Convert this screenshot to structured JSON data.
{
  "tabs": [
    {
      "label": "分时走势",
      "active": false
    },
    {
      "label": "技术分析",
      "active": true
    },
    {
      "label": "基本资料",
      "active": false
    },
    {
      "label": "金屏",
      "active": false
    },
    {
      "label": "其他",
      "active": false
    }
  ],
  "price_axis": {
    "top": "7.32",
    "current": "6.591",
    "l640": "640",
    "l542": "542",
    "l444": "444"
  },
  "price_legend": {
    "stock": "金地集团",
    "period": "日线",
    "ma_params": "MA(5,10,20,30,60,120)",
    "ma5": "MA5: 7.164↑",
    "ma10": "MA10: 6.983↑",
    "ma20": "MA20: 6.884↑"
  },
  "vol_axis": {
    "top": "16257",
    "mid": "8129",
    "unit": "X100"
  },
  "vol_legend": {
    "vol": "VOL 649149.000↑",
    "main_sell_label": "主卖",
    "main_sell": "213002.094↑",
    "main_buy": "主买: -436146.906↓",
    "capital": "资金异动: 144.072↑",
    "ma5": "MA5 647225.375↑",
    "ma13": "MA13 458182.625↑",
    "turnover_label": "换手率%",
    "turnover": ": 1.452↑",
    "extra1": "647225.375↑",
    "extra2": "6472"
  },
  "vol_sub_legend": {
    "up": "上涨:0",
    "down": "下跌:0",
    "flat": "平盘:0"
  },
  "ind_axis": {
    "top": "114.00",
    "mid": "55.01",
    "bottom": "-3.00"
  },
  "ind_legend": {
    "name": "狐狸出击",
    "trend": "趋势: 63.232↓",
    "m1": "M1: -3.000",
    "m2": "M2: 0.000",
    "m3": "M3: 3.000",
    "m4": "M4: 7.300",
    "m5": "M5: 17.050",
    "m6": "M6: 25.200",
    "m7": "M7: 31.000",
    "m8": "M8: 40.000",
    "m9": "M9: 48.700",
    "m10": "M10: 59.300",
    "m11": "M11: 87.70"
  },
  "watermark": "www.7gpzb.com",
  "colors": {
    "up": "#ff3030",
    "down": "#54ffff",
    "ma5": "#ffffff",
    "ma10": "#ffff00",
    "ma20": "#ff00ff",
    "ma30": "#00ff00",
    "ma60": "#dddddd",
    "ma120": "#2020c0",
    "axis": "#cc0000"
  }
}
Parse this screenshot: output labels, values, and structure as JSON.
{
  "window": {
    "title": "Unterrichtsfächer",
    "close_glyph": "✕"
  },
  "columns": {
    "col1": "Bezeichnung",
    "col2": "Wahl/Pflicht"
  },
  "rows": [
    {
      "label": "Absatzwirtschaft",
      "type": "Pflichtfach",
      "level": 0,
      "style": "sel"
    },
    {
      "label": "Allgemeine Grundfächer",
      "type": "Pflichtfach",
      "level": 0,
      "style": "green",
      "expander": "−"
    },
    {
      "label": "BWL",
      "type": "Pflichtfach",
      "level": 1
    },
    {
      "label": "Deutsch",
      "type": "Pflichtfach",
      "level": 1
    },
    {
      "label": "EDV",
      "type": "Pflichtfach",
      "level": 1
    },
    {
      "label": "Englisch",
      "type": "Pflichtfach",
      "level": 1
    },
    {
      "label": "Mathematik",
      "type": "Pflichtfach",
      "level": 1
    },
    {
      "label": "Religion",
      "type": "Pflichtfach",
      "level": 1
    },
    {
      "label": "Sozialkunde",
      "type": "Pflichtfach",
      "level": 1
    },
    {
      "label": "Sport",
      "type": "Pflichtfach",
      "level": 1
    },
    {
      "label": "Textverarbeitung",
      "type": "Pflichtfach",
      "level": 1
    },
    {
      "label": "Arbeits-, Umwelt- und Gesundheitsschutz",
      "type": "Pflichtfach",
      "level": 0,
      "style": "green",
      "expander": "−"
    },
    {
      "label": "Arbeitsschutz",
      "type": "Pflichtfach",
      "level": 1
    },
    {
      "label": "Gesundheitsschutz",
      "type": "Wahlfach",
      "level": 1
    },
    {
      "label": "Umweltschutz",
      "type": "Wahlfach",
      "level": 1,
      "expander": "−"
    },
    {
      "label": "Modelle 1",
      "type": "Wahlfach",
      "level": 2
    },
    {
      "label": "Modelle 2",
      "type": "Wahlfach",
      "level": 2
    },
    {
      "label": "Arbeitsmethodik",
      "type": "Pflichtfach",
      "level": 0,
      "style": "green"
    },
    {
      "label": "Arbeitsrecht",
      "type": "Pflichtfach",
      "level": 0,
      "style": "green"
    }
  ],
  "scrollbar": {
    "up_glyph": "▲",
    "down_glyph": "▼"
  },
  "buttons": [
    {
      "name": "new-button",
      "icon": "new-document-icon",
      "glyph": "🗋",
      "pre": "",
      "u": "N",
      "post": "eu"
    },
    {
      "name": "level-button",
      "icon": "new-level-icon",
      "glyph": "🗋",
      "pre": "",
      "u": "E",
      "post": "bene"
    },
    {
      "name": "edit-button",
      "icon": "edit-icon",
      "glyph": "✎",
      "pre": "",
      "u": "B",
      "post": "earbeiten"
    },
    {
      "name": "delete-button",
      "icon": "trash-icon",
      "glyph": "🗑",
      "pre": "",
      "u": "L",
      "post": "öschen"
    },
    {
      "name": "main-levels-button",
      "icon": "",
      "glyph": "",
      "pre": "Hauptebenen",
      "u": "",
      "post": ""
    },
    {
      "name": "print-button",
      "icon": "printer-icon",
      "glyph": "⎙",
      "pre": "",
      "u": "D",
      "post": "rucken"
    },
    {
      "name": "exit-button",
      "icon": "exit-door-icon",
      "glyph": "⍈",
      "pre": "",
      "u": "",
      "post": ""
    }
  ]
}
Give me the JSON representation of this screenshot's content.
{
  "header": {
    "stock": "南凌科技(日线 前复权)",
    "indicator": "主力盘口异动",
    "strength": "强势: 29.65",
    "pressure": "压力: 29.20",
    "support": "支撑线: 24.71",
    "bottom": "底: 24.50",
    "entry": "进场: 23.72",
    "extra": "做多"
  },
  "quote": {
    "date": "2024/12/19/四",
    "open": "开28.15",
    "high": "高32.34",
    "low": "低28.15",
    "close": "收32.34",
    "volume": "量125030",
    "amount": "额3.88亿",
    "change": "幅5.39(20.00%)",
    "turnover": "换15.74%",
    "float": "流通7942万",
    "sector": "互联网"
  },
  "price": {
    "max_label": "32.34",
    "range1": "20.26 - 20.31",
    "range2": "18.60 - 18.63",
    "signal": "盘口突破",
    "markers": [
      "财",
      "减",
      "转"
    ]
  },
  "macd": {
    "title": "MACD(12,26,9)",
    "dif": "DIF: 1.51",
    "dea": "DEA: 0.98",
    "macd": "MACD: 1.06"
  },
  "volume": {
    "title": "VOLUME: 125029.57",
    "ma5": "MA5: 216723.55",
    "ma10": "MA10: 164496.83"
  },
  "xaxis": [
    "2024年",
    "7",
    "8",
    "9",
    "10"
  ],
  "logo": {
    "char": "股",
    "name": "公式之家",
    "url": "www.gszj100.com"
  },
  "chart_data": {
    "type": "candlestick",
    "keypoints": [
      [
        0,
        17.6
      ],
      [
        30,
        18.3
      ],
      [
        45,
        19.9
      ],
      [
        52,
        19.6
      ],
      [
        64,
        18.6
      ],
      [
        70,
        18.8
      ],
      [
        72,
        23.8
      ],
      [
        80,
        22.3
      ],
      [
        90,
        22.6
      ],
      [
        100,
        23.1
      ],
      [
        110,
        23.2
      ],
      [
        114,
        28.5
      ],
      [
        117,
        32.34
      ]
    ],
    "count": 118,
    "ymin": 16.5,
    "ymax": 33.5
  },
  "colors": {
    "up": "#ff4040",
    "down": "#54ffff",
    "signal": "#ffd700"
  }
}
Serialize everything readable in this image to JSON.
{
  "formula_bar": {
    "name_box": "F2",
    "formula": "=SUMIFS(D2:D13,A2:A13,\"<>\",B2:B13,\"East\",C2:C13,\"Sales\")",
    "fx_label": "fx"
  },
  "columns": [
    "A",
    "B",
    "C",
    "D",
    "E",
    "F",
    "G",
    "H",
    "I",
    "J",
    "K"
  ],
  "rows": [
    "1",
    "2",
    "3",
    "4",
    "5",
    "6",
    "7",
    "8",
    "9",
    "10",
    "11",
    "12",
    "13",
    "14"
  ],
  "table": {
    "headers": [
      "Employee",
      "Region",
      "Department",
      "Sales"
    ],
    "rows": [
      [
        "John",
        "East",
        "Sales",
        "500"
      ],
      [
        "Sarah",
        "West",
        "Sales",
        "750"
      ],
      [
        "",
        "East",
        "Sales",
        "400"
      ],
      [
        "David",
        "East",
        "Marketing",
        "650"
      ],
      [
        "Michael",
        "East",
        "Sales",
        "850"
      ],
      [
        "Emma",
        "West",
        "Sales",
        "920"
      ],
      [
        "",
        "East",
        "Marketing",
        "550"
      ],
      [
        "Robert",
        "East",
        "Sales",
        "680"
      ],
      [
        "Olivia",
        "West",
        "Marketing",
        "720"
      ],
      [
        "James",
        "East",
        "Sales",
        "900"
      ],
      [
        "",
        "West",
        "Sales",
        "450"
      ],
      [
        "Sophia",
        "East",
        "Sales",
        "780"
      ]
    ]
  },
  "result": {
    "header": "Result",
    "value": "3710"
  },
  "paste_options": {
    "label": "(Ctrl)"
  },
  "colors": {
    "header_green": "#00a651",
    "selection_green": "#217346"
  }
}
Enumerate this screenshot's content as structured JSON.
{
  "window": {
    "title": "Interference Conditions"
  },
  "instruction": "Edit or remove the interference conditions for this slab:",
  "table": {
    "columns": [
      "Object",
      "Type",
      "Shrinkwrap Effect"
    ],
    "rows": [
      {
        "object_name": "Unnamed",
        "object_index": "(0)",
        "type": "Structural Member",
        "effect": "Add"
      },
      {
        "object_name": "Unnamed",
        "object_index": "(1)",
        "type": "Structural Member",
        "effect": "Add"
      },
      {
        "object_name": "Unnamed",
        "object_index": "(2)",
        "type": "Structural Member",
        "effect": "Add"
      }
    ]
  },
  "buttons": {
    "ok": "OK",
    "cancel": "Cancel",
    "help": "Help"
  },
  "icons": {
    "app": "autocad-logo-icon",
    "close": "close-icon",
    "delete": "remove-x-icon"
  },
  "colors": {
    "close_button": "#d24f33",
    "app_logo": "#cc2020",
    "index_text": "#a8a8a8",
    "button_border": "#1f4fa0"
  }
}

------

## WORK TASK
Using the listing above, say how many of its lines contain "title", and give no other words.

## TASK OUTPUT
4